The European Parliament voted today on rules that would make companies more accountable to their shareholders, making a step towards a more accountable and sustainable financial system, according to Friends of the Earth Europe, ShareAction and WWF Europe.
The Shareholder Rights Directive is intended to tackle the lack of transparency between companies and shareholders – a significant barrier to challenging unsustainable business and investment practices.
Bethan Livesey, Head of Policy and Research at ShareAction said: "It is right that shareholders live up to their role as long-term stewards of companies, especially on environmental, social and governance issues. The measures in this Directive are a step towards a system in which shareholders are no longer "absentee landlords", an approach which has contributed to short-termism and economic crises."

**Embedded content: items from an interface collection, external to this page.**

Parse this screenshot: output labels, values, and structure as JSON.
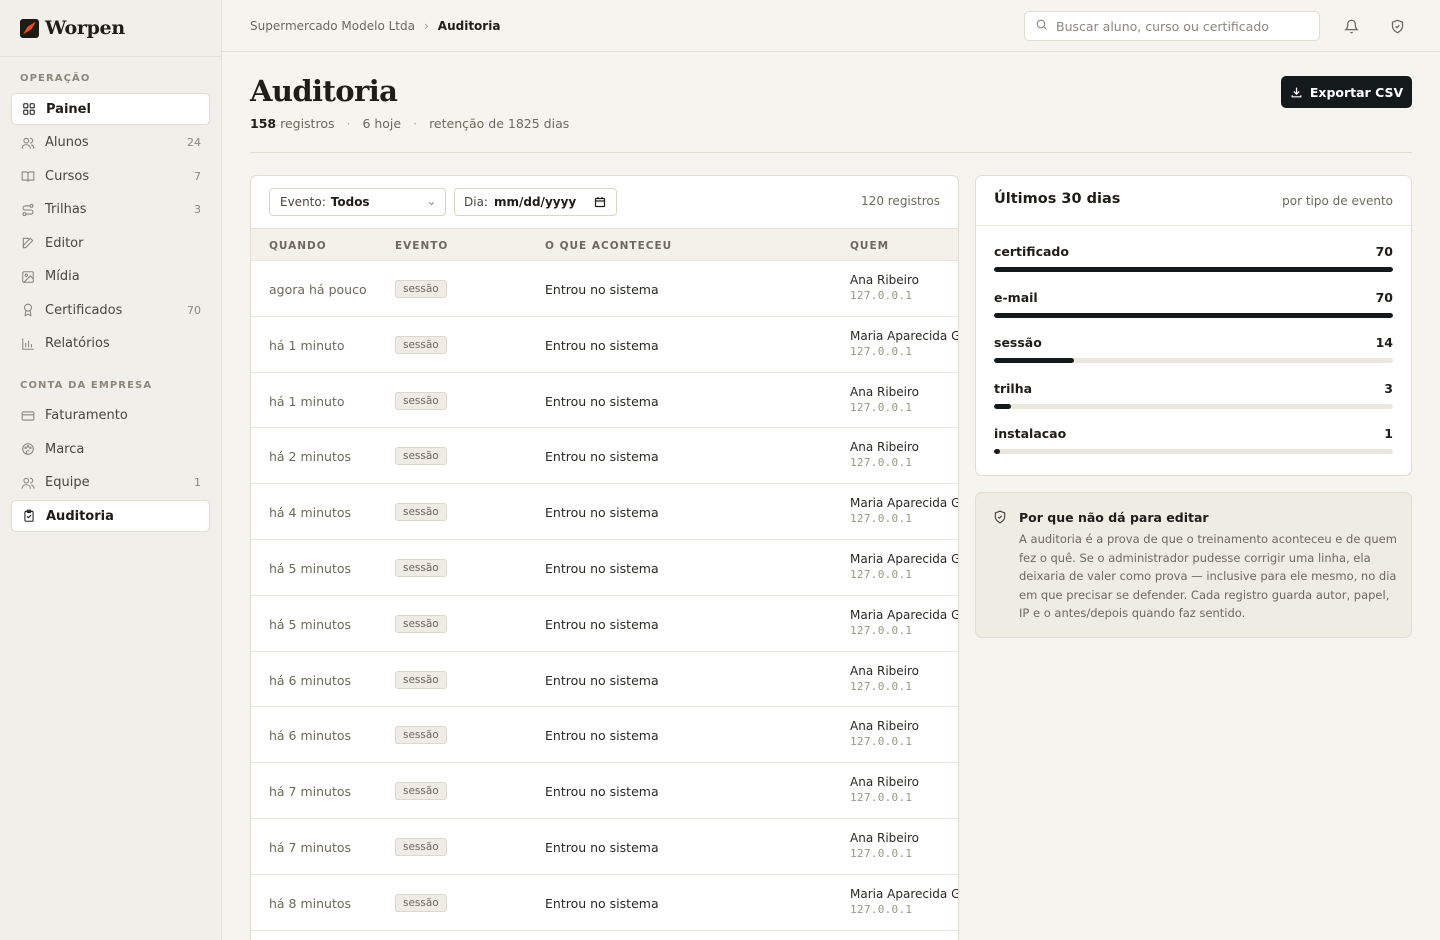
{
  "brand": {
    "name": "Worpen"
  },
  "sidebar": {
    "section_operacao": "OPERAÇÃO",
    "section_empresa": "CONTA DA EMPRESA",
    "items": [
      {
        "label": "Painel",
        "icon": "grid-icon",
        "count": "",
        "active": true
      },
      {
        "label": "Alunos",
        "icon": "users-icon",
        "count": "24",
        "active": false
      },
      {
        "label": "Cursos",
        "icon": "book-icon",
        "count": "7",
        "active": false
      },
      {
        "label": "Trilhas",
        "icon": "route-icon",
        "count": "3",
        "active": false
      },
      {
        "label": "Editor",
        "icon": "edit-icon",
        "count": "",
        "active": false
      },
      {
        "label": "Mídia",
        "icon": "image-icon",
        "count": "",
        "active": false
      },
      {
        "label": "Certificados",
        "icon": "award-icon",
        "count": "70",
        "active": false
      },
      {
        "label": "Relatórios",
        "icon": "bar-chart-icon",
        "count": "",
        "active": false
      }
    ],
    "company_items": [
      {
        "label": "Faturamento",
        "icon": "credit-card-icon",
        "count": "",
        "active": false
      },
      {
        "label": "Marca",
        "icon": "palette-icon",
        "count": "",
        "active": false
      },
      {
        "label": "Equipe",
        "icon": "users-icon",
        "count": "1",
        "active": false
      },
      {
        "label": "Auditoria",
        "icon": "clipboard-check-icon",
        "count": "",
        "active": true
      }
    ]
  },
  "topbar": {
    "breadcrumb_parent": "Supermercado Modelo Ltda",
    "breadcrumb_current": "Auditoria",
    "search_placeholder": "Buscar aluno, curso ou certificado"
  },
  "header": {
    "title": "Auditoria",
    "records_count": "158",
    "records_label": "registros",
    "today": "6 hoje",
    "retention": "retenção de 1825 dias",
    "export_label": "Exportar CSV"
  },
  "filters": {
    "event_label": "Evento:",
    "event_value": "Todos",
    "day_label": "Dia:",
    "day_value": "mm/dd/yyyy",
    "result_count": "120 registros"
  },
  "table": {
    "columns": [
      "QUANDO",
      "EVENTO",
      "O QUE ACONTECEU",
      "QUEM"
    ],
    "rows": [
      {
        "when": "agora há pouco",
        "event": "sessão",
        "what": "Entrou no sistema",
        "who": "Ana Ribeiro",
        "ip": "127.0.0.1"
      },
      {
        "when": "há 1 minuto",
        "event": "sessão",
        "what": "Entrou no sistema",
        "who": "Maria Aparecida Gomes",
        "ip": "127.0.0.1"
      },
      {
        "when": "há 1 minuto",
        "event": "sessão",
        "what": "Entrou no sistema",
        "who": "Ana Ribeiro",
        "ip": "127.0.0.1"
      },
      {
        "when": "há 2 minutos",
        "event": "sessão",
        "what": "Entrou no sistema",
        "who": "Ana Ribeiro",
        "ip": "127.0.0.1"
      },
      {
        "when": "há 4 minutos",
        "event": "sessão",
        "what": "Entrou no sistema",
        "who": "Maria Aparecida Gomes",
        "ip": "127.0.0.1"
      },
      {
        "when": "há 5 minutos",
        "event": "sessão",
        "what": "Entrou no sistema",
        "who": "Maria Aparecida Gomes",
        "ip": "127.0.0.1"
      },
      {
        "when": "há 5 minutos",
        "event": "sessão",
        "what": "Entrou no sistema",
        "who": "Maria Aparecida Gomes",
        "ip": "127.0.0.1"
      },
      {
        "when": "há 6 minutos",
        "event": "sessão",
        "what": "Entrou no sistema",
        "who": "Ana Ribeiro",
        "ip": "127.0.0.1"
      },
      {
        "when": "há 6 minutos",
        "event": "sessão",
        "what": "Entrou no sistema",
        "who": "Ana Ribeiro",
        "ip": "127.0.0.1"
      },
      {
        "when": "há 7 minutos",
        "event": "sessão",
        "what": "Entrou no sistema",
        "who": "Ana Ribeiro",
        "ip": "127.0.0.1"
      },
      {
        "when": "há 7 minutos",
        "event": "sessão",
        "what": "Entrou no sistema",
        "who": "Ana Ribeiro",
        "ip": "127.0.0.1"
      },
      {
        "when": "há 8 minutos",
        "event": "sessão",
        "what": "Entrou no sistema",
        "who": "Maria Aparecida Gomes",
        "ip": "127.0.0.1"
      }
    ]
  },
  "stats": {
    "title": "Últimos 30 dias",
    "note": "por tipo de evento",
    "max": 70,
    "items": [
      {
        "label": "certificado",
        "value": 70
      },
      {
        "label": "e-mail",
        "value": 70
      },
      {
        "label": "sessão",
        "value": 14
      },
      {
        "label": "trilha",
        "value": 3
      },
      {
        "label": "instalacao",
        "value": 1
      }
    ]
  },
  "info": {
    "title": "Por que não dá para editar",
    "text": "A auditoria é a prova de que o treinamento aconteceu e de quem fez o quê. Se o administrador pudesse corrigir uma linha, ela deixaria de valer como prova — inclusive para ele mesmo, no dia em que precisar se defender. Cada registro guarda autor, papel, IP e o antes/depois quando faz sentido."
  },
  "colors": {
    "accent": "#e8501c",
    "dark": "#14191c",
    "background": "#f6f4ef"
  }
}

The organisations welcomed elements of the directive that improve transparency around shareholders and ensures monitoring of companies on social and environmental impacts and corporate governance. However, a 'comply or explain' mechanism lacks the necessary teeth to create behavioural change for institutional investors.

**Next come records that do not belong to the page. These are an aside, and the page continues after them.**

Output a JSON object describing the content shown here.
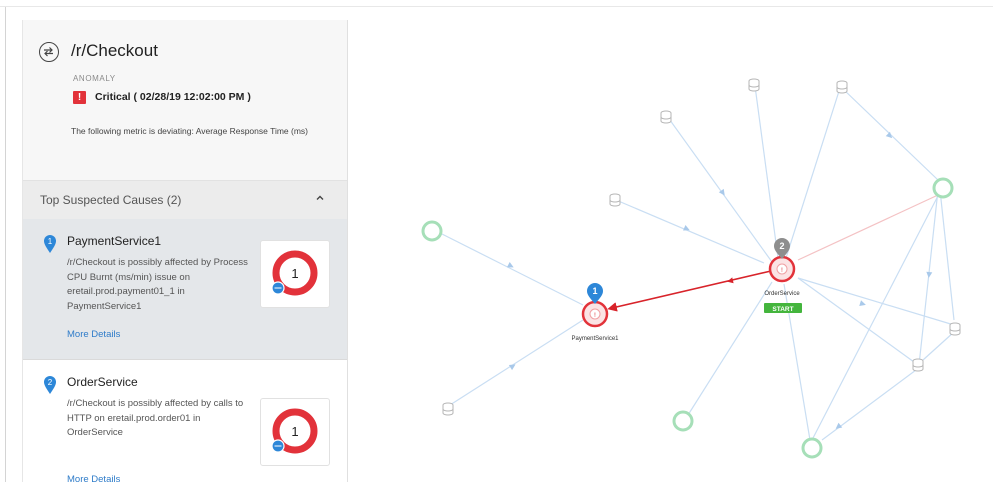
{
  "header": {
    "title": "/r/Checkout",
    "anomaly_label": "ANOMALY",
    "severity": "Critical ( 02/28/19 12:02:00 PM )",
    "description": "The following metric is deviating: Average Response Time (ms)"
  },
  "causes": {
    "title": "Top Suspected Causes (2)",
    "items": [
      {
        "rank": "1",
        "name": "PaymentService1",
        "description": "/r/Checkout is possibly affected by Process CPU Burnt (ms/min) issue on eretail.prod.payment01_1 in PaymentService1",
        "link": "More Details",
        "donut_value": "1"
      },
      {
        "rank": "2",
        "name": "OrderService",
        "description": "/r/Checkout is possibly affected by calls to HTTP on eretail.prod.order01 in OrderService",
        "link": "More Details",
        "donut_value": "1"
      }
    ]
  },
  "graph": {
    "payment_node_label": "PaymentService1",
    "order_node_label": "OrderService",
    "start_badge": "START",
    "payment_pin": "1",
    "order_pin": "2",
    "node_alert": "!"
  },
  "colors": {
    "critical": "#e2323a",
    "pin_blue": "#2d87d8",
    "pin_gray": "#8e8e8e",
    "healthy_ring": "#a6dfb8",
    "edge": "#c9def3",
    "start_green": "#44b53d",
    "link_blue": "#2f7cc9"
  }
}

Anne van Schaik, corporate accountability campaigner for Friends of the Earth Europe said: "Institutional investors must be made to disclose their engagement policies as a step towards reducing the environmental and social impacts of their investments. For example, the Dutch pension funds APG and PGGM must disclose their engagement policy with regard to their controversial investments in the palm oil company Wilmar."
Sebastien Godinot from WWF European Policy Office said: "This Directive is a win for transparency: investors will say publicly how they engage in companies they invest in and how they vote in their general assemblies, a critical information to monitor the consistency of investors' commitments for sustainable development."